[Page and application data records]
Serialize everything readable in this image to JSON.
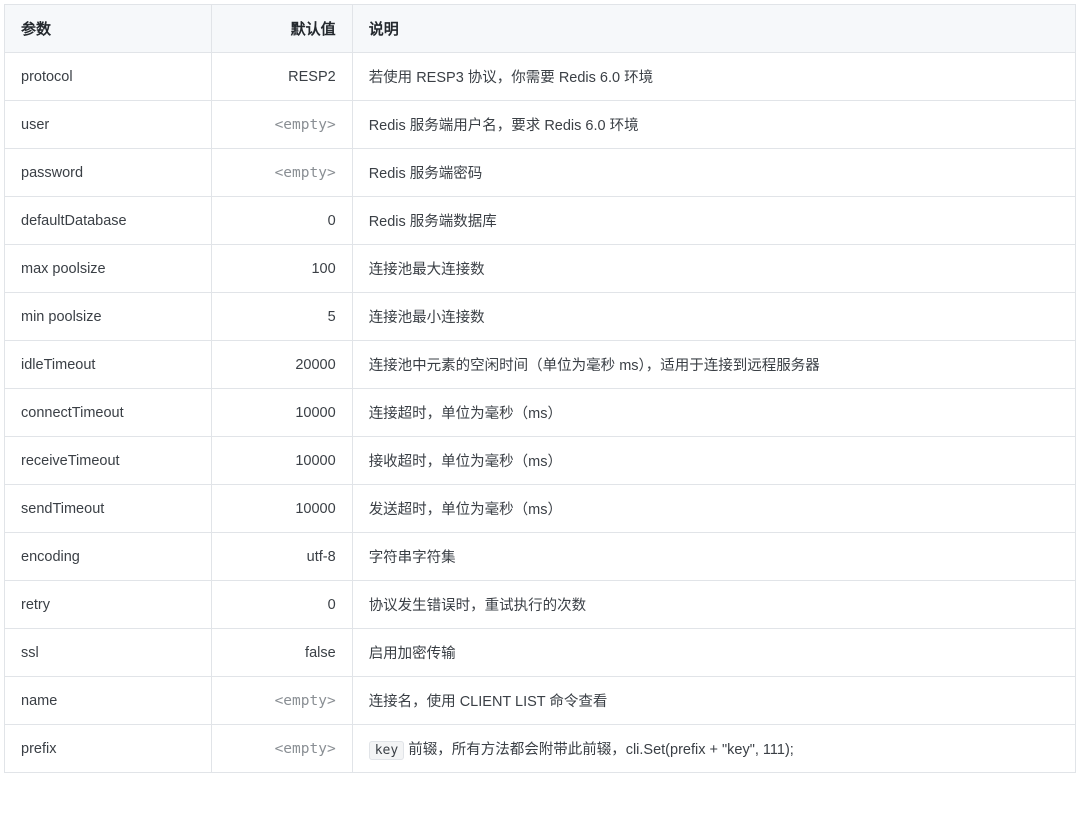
{
  "table": {
    "headers": {
      "param": "参数",
      "default": "默认值",
      "desc": "说明"
    },
    "rows": [
      {
        "param": "protocol",
        "default": "RESP2",
        "default_kind": "plain",
        "desc_plain": "若使用 RESP3 协议，你需要 Redis 6.0 环境"
      },
      {
        "param": "user",
        "default": "<empty>",
        "default_kind": "empty",
        "desc_plain": "Redis 服务端用户名，要求 Redis 6.0 环境"
      },
      {
        "param": "password",
        "default": "<empty>",
        "default_kind": "empty",
        "desc_plain": "Redis 服务端密码"
      },
      {
        "param": "defaultDatabase",
        "default": "0",
        "default_kind": "plain",
        "desc_plain": "Redis 服务端数据库"
      },
      {
        "param": "max poolsize",
        "default": "100",
        "default_kind": "plain",
        "desc_plain": "连接池最大连接数"
      },
      {
        "param": "min poolsize",
        "default": "5",
        "default_kind": "plain",
        "desc_plain": "连接池最小连接数"
      },
      {
        "param": "idleTimeout",
        "default": "20000",
        "default_kind": "plain",
        "desc_plain": "连接池中元素的空闲时间（单位为毫秒 ms），适用于连接到远程服务器"
      },
      {
        "param": "connectTimeout",
        "default": "10000",
        "default_kind": "plain",
        "desc_plain": "连接超时，单位为毫秒（ms）"
      },
      {
        "param": "receiveTimeout",
        "default": "10000",
        "default_kind": "plain",
        "desc_plain": "接收超时，单位为毫秒（ms）"
      },
      {
        "param": "sendTimeout",
        "default": "10000",
        "default_kind": "plain",
        "desc_plain": "发送超时，单位为毫秒（ms）"
      },
      {
        "param": "encoding",
        "default": "utf-8",
        "default_kind": "plain",
        "desc_plain": "字符串字符集"
      },
      {
        "param": "retry",
        "default": "0",
        "default_kind": "plain",
        "desc_plain": "协议发生错误时，重试执行的次数"
      },
      {
        "param": "ssl",
        "default": "false",
        "default_kind": "plain",
        "desc_plain": "启用加密传输"
      },
      {
        "param": "name",
        "default": "<empty>",
        "default_kind": "empty",
        "desc_plain": "连接名，使用 CLIENT LIST 命令查看"
      },
      {
        "param": "prefix",
        "default": "<empty>",
        "default_kind": "empty",
        "desc_code": "key",
        "desc_after": " 前辍，所有方法都会附带此前辍，cli.Set(prefix + \"key\", 111);"
      }
    ]
  }
}
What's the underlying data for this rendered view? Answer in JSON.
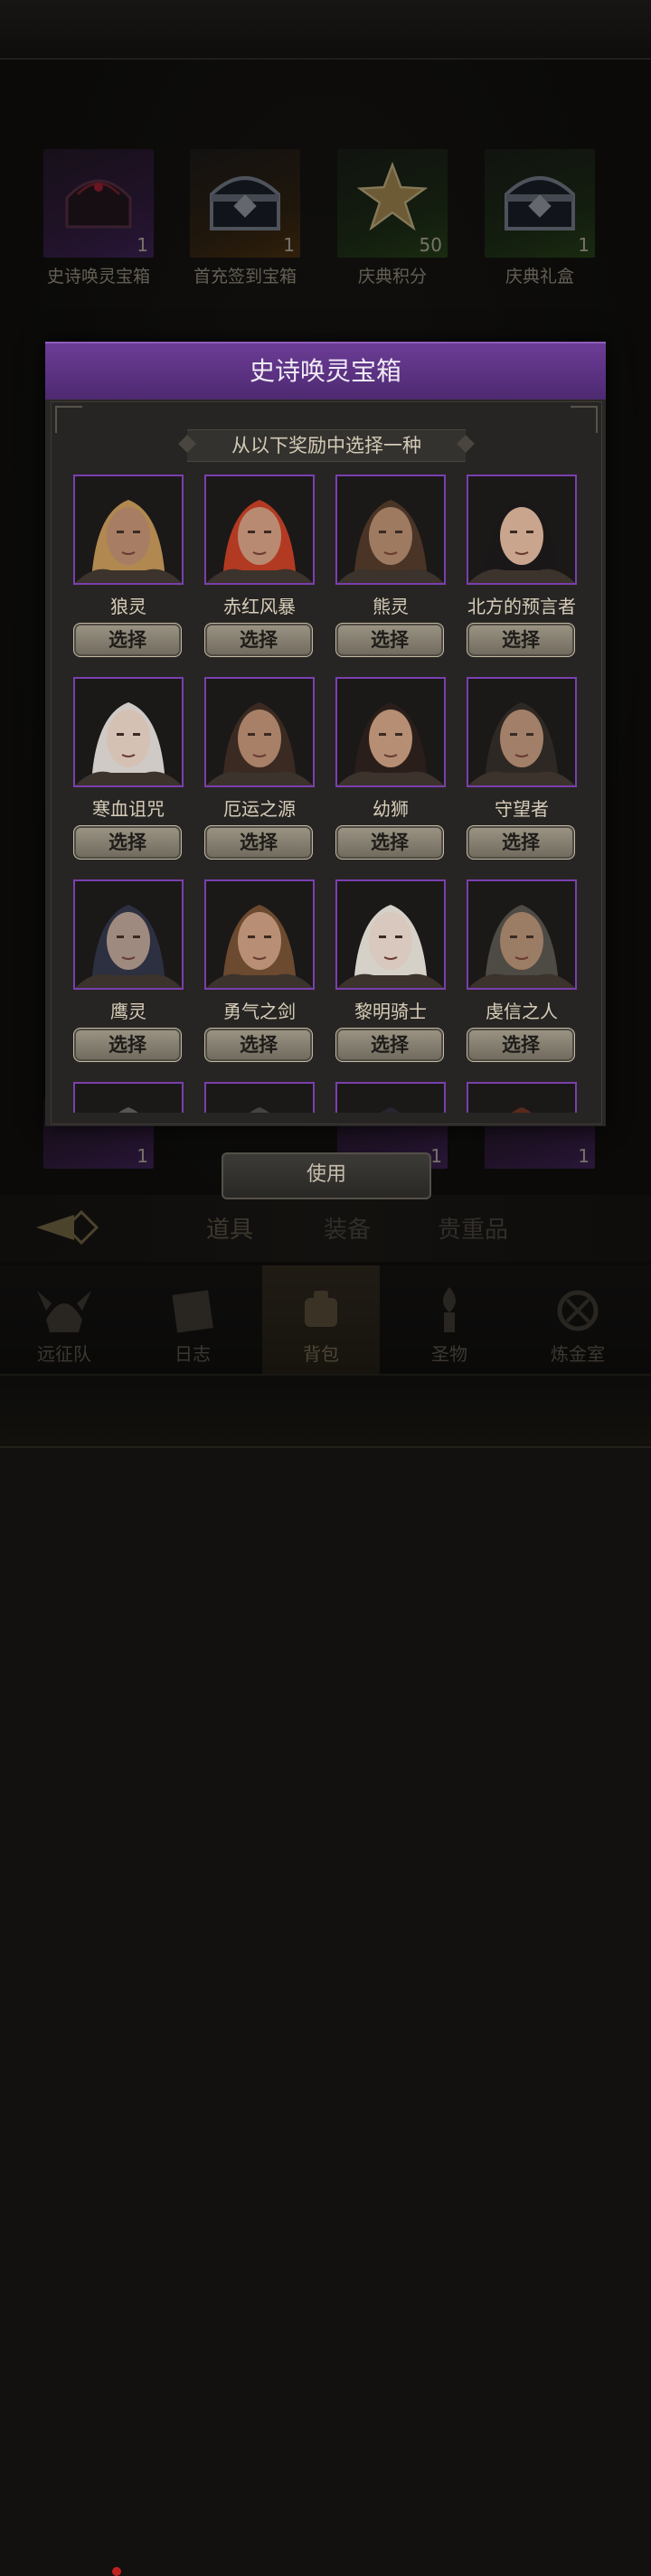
{
  "inventory_top": [
    {
      "name": "史诗唤灵宝箱",
      "count": "1",
      "quality": "purple",
      "icon": "epic-summon-chest"
    },
    {
      "name": "首充签到宝箱",
      "count": "1",
      "quality": "orange",
      "icon": "iron-chest"
    },
    {
      "name": "庆典积分",
      "count": "50",
      "quality": "green",
      "icon": "gold-star"
    },
    {
      "name": "庆典礼盒",
      "count": "1",
      "quality": "green",
      "icon": "iron-chest"
    }
  ],
  "inventory_bottom": [
    {
      "count": "1"
    },
    {
      "count": "1"
    },
    {
      "count": "1"
    }
  ],
  "use_button": "使用",
  "tabs": [
    "道具",
    "装备",
    "贵重品"
  ],
  "active_tab": "道具",
  "nav": [
    {
      "label": "远征队",
      "icon": "viking-helmet-icon"
    },
    {
      "label": "日志",
      "icon": "scroll-icon"
    },
    {
      "label": "背包",
      "icon": "backpack-icon"
    },
    {
      "label": "圣物",
      "icon": "torch-icon"
    },
    {
      "label": "炼金室",
      "icon": "alchemy-icon"
    }
  ],
  "active_nav": "背包",
  "modal": {
    "title": "史诗唤灵宝箱",
    "subtitle": "从以下奖励中选择一种",
    "select_label": "选择",
    "heroes": [
      {
        "name": "狼灵"
      },
      {
        "name": "赤红风暴"
      },
      {
        "name": "熊灵"
      },
      {
        "name": "北方的预言者"
      },
      {
        "name": "寒血诅咒"
      },
      {
        "name": "厄运之源"
      },
      {
        "name": "幼狮"
      },
      {
        "name": "守望者"
      },
      {
        "name": "鹰灵"
      },
      {
        "name": "勇气之剑"
      },
      {
        "name": "黎明骑士"
      },
      {
        "name": "虔信之人"
      },
      {
        "name": ""
      },
      {
        "name": ""
      },
      {
        "name": ""
      },
      {
        "name": ""
      }
    ]
  },
  "colors": {
    "modal_header": "#5b3283",
    "portrait_border": "#7a3fae",
    "select_button": "#8a8373"
  }
}
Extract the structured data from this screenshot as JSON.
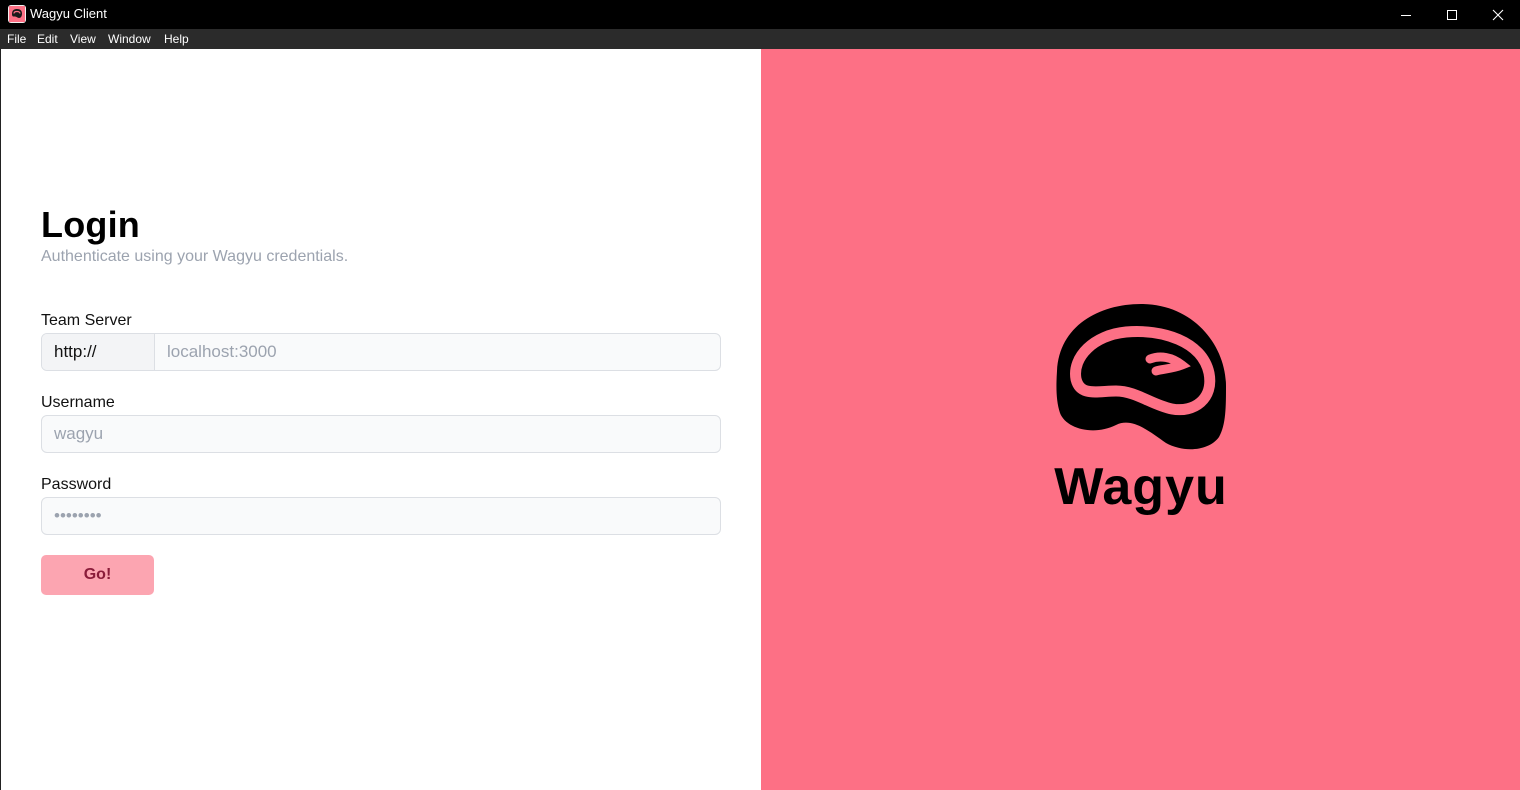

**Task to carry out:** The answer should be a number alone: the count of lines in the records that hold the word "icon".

**Exercise response:** 9